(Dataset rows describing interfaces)
════════

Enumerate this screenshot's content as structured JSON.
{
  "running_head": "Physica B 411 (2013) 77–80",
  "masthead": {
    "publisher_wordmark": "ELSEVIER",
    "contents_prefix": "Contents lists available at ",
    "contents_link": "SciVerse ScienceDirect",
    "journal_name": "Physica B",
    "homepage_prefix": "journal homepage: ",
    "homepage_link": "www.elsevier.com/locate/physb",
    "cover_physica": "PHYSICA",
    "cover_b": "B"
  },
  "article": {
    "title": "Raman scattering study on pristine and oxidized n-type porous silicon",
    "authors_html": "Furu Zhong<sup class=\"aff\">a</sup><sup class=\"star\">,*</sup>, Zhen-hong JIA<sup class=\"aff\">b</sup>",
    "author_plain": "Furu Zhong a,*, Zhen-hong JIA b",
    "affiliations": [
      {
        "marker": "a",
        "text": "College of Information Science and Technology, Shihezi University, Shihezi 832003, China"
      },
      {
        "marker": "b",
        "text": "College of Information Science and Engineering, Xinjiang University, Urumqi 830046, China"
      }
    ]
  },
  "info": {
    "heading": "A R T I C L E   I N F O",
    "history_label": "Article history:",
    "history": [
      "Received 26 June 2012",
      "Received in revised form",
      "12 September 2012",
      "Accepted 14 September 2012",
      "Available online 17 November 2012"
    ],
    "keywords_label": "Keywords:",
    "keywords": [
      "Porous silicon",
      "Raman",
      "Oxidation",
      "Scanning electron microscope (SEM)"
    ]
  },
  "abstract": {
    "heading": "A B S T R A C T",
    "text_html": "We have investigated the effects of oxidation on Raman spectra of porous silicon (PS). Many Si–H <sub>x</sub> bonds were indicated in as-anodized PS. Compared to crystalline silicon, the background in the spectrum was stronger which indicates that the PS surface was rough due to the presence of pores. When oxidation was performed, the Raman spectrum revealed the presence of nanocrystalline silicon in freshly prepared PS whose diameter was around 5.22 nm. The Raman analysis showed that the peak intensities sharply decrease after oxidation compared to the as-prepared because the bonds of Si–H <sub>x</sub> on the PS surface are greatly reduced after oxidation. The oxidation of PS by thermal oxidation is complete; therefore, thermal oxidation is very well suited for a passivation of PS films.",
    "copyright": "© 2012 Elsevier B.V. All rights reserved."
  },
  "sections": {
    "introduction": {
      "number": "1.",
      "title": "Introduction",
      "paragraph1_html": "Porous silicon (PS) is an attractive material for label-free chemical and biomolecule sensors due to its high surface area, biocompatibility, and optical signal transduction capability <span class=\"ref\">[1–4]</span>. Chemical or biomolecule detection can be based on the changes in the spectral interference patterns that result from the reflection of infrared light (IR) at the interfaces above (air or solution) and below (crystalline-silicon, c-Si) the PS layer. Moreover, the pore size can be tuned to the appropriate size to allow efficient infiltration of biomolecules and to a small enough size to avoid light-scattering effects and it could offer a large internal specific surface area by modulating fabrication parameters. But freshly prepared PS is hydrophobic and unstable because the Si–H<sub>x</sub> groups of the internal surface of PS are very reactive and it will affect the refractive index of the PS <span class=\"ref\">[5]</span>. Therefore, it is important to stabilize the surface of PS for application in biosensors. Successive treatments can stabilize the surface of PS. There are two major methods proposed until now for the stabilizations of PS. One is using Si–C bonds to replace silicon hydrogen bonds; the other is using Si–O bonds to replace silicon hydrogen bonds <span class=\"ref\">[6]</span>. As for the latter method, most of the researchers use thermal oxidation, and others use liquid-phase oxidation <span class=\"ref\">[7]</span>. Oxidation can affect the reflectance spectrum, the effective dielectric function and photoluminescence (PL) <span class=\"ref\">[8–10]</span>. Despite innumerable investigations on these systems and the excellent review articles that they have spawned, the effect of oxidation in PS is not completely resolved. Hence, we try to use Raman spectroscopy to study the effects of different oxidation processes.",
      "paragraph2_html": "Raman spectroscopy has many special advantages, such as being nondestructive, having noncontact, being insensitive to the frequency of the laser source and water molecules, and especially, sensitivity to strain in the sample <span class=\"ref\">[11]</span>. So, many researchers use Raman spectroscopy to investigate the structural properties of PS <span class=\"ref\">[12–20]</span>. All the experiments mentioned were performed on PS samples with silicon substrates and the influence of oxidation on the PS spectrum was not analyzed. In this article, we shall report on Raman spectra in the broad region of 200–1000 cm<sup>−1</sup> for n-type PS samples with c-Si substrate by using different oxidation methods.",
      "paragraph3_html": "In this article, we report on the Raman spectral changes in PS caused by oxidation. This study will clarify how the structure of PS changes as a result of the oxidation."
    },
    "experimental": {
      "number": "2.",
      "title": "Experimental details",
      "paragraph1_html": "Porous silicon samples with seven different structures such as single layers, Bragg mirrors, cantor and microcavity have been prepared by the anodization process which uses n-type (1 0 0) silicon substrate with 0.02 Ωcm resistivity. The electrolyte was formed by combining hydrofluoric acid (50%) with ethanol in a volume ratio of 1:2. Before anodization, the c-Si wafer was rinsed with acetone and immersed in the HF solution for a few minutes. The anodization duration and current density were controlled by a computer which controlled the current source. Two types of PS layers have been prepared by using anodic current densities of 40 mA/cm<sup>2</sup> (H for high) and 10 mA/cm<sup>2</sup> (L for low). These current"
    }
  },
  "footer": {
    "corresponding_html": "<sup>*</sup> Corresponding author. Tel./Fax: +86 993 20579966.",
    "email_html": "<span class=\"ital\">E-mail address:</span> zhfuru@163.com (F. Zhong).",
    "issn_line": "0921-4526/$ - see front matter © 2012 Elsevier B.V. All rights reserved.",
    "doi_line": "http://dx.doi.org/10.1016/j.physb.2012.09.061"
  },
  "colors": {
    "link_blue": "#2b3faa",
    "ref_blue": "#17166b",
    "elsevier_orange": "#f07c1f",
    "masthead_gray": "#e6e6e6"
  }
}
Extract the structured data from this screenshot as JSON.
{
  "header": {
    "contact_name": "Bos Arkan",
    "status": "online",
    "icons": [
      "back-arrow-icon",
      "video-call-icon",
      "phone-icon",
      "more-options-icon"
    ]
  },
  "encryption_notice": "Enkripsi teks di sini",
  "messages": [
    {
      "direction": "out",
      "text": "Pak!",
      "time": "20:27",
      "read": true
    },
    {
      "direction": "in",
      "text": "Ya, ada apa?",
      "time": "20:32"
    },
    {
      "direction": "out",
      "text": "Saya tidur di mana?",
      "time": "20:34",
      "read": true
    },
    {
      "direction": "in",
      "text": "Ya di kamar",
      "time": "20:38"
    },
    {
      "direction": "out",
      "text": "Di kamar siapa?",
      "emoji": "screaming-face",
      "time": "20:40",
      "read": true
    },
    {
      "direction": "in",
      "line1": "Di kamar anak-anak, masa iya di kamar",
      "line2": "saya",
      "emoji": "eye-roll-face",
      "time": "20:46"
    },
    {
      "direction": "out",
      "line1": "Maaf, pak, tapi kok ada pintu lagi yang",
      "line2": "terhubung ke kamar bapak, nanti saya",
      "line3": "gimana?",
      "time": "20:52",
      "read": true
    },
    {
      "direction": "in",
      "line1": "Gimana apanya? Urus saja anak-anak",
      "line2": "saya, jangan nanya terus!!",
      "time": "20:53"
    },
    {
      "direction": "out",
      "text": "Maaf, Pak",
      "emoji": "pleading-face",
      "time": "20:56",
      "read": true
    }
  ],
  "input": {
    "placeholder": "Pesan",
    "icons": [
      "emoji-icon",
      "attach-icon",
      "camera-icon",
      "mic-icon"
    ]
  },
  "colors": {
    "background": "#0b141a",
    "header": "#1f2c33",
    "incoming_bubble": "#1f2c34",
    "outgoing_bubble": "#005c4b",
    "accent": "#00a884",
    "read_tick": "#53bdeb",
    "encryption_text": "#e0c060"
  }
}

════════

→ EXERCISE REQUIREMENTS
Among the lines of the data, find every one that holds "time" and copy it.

→ OUTPUT OF THE TASK
      "time": "20:27",
      "time": "20:32"
      "time": "20:34",
      "time": "20:38"
      "time": "20:40",
      "time": "20:46"
      "time": "20:52",
      "time": "20:53"
      "time": "20:56",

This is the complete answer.